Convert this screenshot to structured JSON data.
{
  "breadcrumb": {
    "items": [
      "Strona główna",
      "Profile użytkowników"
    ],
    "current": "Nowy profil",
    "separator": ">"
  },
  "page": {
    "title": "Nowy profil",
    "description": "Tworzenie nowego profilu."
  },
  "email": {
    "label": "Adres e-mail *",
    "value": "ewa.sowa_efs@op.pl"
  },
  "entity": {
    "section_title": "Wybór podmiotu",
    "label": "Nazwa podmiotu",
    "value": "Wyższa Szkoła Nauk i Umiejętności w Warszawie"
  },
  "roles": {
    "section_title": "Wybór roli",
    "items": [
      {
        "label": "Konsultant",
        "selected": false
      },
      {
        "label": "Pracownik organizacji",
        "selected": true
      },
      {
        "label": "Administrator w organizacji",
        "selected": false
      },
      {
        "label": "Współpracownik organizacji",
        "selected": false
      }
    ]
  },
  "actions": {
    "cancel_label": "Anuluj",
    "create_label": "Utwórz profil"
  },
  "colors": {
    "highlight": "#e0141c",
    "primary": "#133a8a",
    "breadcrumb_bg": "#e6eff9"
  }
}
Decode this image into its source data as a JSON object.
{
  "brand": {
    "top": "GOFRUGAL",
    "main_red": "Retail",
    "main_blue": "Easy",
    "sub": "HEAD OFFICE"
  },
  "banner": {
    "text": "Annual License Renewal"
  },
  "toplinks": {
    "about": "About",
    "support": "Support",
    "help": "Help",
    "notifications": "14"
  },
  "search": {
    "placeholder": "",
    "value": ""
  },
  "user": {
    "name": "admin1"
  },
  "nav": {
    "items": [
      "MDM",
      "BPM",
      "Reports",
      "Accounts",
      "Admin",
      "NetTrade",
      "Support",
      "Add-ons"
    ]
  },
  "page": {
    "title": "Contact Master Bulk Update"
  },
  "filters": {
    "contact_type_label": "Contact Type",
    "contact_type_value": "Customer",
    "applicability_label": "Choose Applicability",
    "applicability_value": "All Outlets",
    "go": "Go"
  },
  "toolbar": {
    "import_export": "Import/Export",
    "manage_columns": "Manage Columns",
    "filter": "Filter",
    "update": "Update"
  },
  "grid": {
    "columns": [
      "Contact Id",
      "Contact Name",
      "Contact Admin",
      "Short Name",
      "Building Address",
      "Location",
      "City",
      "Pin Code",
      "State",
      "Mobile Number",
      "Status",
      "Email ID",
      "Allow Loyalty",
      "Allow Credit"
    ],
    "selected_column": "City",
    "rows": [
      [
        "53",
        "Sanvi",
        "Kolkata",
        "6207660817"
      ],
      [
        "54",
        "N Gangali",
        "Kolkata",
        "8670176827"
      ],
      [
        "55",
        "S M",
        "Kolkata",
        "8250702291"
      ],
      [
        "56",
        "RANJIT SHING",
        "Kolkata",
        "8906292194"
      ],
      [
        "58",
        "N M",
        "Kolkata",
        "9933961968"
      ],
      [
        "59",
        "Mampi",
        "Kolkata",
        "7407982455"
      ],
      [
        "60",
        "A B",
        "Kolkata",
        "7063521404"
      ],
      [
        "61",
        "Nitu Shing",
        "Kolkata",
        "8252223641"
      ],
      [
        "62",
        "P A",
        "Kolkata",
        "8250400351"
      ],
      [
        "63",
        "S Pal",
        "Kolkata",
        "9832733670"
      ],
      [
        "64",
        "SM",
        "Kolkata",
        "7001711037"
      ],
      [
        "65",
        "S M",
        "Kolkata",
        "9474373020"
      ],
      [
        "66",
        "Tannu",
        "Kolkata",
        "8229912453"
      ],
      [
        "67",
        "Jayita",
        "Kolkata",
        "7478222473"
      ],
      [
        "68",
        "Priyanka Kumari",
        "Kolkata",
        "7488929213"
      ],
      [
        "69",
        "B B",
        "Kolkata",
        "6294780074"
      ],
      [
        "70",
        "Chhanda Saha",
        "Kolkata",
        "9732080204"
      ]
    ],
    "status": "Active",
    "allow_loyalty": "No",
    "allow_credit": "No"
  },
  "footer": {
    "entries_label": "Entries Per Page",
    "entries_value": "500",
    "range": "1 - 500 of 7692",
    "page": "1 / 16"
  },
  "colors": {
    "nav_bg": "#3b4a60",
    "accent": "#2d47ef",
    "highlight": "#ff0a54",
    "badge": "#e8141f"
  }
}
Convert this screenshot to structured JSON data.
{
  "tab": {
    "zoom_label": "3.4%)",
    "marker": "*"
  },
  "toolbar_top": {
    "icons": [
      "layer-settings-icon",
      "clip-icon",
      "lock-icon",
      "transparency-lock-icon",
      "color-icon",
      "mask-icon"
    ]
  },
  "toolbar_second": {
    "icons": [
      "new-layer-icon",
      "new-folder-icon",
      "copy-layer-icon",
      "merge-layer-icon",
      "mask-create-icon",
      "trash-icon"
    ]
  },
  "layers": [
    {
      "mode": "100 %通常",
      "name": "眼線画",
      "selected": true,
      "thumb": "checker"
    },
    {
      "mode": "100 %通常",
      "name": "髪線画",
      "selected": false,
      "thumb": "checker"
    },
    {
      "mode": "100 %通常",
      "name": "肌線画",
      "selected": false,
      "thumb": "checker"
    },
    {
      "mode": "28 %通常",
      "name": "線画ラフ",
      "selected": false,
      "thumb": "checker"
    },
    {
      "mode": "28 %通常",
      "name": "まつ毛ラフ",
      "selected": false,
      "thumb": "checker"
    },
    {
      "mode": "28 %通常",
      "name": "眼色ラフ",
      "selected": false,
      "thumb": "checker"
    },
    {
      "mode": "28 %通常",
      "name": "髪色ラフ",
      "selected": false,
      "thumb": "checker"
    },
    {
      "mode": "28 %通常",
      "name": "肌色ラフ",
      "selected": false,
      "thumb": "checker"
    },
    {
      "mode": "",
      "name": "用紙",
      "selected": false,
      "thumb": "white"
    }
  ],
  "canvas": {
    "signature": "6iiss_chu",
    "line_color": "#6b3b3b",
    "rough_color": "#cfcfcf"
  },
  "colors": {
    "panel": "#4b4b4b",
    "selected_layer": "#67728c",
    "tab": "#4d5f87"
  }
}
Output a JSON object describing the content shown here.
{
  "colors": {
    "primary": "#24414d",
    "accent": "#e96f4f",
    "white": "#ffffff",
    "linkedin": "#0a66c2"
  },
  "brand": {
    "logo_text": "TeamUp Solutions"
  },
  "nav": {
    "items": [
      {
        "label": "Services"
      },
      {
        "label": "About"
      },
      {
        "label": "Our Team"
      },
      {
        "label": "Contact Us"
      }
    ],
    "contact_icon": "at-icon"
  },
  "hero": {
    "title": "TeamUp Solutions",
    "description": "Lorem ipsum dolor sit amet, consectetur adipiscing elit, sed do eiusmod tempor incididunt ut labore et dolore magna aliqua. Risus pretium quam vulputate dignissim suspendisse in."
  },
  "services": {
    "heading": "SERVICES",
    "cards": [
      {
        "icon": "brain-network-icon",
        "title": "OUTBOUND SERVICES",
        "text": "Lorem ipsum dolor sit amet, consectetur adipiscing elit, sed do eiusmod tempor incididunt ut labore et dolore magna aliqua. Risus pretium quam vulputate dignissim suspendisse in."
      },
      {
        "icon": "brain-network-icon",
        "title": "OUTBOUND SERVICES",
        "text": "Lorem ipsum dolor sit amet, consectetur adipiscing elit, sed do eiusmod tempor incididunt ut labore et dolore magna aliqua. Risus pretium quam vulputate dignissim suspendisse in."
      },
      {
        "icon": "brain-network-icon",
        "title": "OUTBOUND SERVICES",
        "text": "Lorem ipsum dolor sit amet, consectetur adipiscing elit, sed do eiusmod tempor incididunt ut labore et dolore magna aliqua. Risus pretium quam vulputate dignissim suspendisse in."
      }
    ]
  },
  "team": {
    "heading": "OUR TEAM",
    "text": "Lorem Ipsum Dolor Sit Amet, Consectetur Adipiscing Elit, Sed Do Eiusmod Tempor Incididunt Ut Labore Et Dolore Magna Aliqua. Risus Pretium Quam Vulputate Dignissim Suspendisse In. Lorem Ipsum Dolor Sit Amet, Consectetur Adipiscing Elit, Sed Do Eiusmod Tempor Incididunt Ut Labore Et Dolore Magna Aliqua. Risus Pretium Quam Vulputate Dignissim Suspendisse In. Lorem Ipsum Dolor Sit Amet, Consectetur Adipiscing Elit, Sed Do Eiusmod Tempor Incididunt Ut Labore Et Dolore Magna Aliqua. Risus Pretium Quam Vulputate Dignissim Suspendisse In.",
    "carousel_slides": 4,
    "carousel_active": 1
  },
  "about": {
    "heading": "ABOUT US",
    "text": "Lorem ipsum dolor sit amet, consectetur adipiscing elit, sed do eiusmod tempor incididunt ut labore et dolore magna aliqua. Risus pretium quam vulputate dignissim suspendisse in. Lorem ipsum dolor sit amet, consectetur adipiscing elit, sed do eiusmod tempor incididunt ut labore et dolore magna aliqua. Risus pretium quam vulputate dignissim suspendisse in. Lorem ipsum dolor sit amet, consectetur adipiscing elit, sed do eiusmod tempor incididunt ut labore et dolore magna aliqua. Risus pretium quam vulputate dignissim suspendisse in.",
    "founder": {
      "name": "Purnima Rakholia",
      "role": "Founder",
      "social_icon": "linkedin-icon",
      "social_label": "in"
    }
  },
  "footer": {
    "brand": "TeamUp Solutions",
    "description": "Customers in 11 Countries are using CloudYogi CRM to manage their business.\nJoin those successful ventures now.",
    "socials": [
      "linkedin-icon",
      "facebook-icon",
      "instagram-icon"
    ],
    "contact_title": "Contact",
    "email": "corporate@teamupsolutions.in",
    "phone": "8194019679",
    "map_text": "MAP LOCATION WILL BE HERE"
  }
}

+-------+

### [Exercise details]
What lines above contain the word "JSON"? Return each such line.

### [Exercise output]
Convert this screenshot to structured JSON data.
Decode this image into its source data as a JSON object.
Convert this screenshot to structured JSON data.
Output a JSON object describing the content shown here.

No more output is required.